Category: Culture

“Hateful, Un-American Ideas!” Gender, Race, and Politics in Cold War Romance Comic Books

In the October 1949 issue of the romance comic Hollywood Confessions, the protagonist of the story “Too Ugly to Love” describes himself as so ugly that he resembles a “menace from a horror picture.”1 Jon Koslo has “accepted … [his] ugliness philosophically!” when a film producer spots him and “exploits [his] ugliness” by giving him… Read more →

I Was Trolled – Here’s Why I’m Turning It into a Teaching Opportunity

Here’s what happened. I wrote an essay critically analyzing a YouTube talk show I actually watch and enjoy — Hot Ones — on which celebrities answer questions while eating ten chicken wings doused in hot sauces of increasing spiciness. I argued that interrelated gender conventions about flavor, food, appetite, and consumption shape how celebrity is… Read more →

Women’s Liberation, Beauty Contests, and the 1920s: Swimsuit Edition

For several years, I’ve had a wall decoration in my office: a panoramic photo of a 1920s beauty contest. I was surprised to come across it at a discount home furnishings retailer and bought it on impulse. After all, how often does a cherished primary source present itself as a consumer good? From its inception,… Read more →

Superhumanization

On the cover of Black stands a lone Black man in red, hood up, hands to the sky, while cops aim their guns for his head. Surprisingly, there is a smirk on his face. I flipped through the pages so fast to see why this man could smile in the face of a modern day… Read more →

On Poverty, Morality, and Mothering

In 1930, nineteen-year-old black (preta) Jovelina Pereira dos Santos, a live-in domestic servant in Rio de Janeiro, Brazil, hid her pregnancy from her family and employers, gave birth in secret, and asphyxiated her newborn immediately after delivery. Santos already had a young son named Ernesto who was a little over one year of age. Santos… Read more →

Microwave Cookbooks: Technology, Convenience & Dining Alone

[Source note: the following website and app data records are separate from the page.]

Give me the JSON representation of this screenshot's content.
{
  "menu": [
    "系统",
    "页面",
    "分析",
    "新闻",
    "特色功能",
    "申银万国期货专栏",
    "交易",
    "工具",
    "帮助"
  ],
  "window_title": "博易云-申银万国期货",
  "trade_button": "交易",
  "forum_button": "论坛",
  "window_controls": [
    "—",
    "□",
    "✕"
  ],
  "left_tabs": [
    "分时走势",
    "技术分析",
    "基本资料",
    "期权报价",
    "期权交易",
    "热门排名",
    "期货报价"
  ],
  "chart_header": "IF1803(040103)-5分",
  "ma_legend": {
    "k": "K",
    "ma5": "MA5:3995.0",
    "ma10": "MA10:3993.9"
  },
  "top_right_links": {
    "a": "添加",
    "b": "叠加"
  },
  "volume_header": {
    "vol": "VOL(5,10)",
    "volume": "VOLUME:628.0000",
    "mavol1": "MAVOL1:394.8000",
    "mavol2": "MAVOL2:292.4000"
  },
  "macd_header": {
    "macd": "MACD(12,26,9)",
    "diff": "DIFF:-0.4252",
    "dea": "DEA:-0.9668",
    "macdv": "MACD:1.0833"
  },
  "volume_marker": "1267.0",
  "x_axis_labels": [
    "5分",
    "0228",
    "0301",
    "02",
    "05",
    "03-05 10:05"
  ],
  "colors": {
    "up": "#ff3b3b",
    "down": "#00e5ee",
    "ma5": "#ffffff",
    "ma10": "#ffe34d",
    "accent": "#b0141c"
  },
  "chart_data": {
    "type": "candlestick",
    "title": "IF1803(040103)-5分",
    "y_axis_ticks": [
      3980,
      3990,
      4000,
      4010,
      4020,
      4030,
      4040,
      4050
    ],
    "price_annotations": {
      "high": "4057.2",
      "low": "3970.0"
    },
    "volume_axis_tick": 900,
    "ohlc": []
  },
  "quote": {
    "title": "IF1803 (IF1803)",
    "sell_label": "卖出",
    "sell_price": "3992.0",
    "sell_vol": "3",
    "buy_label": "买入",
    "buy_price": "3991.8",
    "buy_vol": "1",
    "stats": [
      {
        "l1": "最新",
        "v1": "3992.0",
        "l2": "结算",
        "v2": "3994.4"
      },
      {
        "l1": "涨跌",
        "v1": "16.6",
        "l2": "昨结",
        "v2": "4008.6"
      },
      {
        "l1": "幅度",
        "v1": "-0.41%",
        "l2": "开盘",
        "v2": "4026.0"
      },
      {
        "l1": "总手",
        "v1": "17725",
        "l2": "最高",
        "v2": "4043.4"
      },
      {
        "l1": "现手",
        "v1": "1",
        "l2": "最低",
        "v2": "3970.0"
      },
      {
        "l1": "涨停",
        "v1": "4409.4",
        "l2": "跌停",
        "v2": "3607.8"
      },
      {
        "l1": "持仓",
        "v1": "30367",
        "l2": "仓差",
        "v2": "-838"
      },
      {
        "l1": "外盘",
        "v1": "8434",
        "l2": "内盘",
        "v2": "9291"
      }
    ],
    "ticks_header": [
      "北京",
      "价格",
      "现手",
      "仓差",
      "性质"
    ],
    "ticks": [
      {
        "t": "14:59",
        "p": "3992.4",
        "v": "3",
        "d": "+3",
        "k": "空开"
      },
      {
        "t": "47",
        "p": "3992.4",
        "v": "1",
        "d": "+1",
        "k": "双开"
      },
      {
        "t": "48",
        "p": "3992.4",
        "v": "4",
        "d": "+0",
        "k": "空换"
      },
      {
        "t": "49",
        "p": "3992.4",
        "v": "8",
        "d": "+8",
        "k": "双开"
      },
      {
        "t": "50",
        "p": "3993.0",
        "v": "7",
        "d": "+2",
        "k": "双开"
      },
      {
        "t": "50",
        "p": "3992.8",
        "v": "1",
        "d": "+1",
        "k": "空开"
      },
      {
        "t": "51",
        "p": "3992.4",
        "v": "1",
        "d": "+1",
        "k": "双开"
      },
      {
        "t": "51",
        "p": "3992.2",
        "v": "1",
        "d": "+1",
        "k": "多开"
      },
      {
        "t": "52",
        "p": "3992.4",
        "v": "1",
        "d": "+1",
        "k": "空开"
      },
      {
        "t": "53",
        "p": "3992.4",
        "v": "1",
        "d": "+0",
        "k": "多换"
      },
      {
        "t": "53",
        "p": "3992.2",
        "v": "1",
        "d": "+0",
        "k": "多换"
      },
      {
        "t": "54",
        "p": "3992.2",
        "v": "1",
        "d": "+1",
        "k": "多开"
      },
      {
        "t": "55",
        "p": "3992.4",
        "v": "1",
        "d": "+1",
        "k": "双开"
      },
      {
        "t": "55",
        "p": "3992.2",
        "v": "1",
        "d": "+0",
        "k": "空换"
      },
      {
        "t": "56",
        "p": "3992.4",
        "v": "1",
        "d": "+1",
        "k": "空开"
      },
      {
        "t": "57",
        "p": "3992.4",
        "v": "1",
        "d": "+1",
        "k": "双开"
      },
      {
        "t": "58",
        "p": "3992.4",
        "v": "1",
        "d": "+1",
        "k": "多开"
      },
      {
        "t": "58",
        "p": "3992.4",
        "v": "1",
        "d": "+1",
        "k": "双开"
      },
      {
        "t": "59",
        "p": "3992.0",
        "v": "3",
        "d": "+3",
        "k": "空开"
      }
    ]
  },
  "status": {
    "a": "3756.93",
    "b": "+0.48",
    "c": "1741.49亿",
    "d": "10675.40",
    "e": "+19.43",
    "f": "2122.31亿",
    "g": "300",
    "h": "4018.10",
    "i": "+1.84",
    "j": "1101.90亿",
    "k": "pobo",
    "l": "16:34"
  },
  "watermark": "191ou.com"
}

The microwave is celebrating its 50th birthday this year, but even that can’t redeem the innumerable copies of microwave cookbooks you’ll find discarded at thrift shops. Recently, while scanning the musty smelling shelves for vintage copies from Julia Child and James Beard, I finally gave into my curiosity and purchased a small corpus of five… Read more →

Pornography on the Playground

When I was 19, I had a summer job supervising a playground. It was a pretty lame job. It paid $5 an hour, and it was outside in the sticky summer heat. The hours alternated between utter boredom and the kind of excitement I’d rather avoid – breaking up shouting matches, figuring out whether the… Read more →

Our Favorite Podcasts

  This week, we brought you interviews with the historians behind two new history podcasts, Dig and Sexing History. Today we polled our editors and writers: what are you listening to?  What is your favorite history podcast? Averill Earls: For indie podcasts, obviously Dig: A History Podcast. For people who get paid to podcast, Stuff You Missed in… Read more →

Iron Man and the Science Fiction of Disability

In March 2015, a YouTube video sponsored by Microsoft’s #CollectiveProject made the social media rounds. In this video a well-known bionics expert presented a seven-year-old boy born without most of his right arm with a 3D-printed bionic arm created by engineering student Albert Moreno. As of today, the video currently has 10,447,323 views on YouTube…. Read more →

No Excuses: The 21st-Century Supercrip in Three Snapshots

In the past decade, the landscape of commercial fitness has changed drastically. It has become less dependent on stationary exercise machinery, and instead emphasizes free weights. CrossFit gyms and obstacle course races (OCR) such as Tough Mudder and Spartan Race have become mainstream fitness options. Both CrossFit and OCR have a paramilitary ethos and randomized training…. Read more →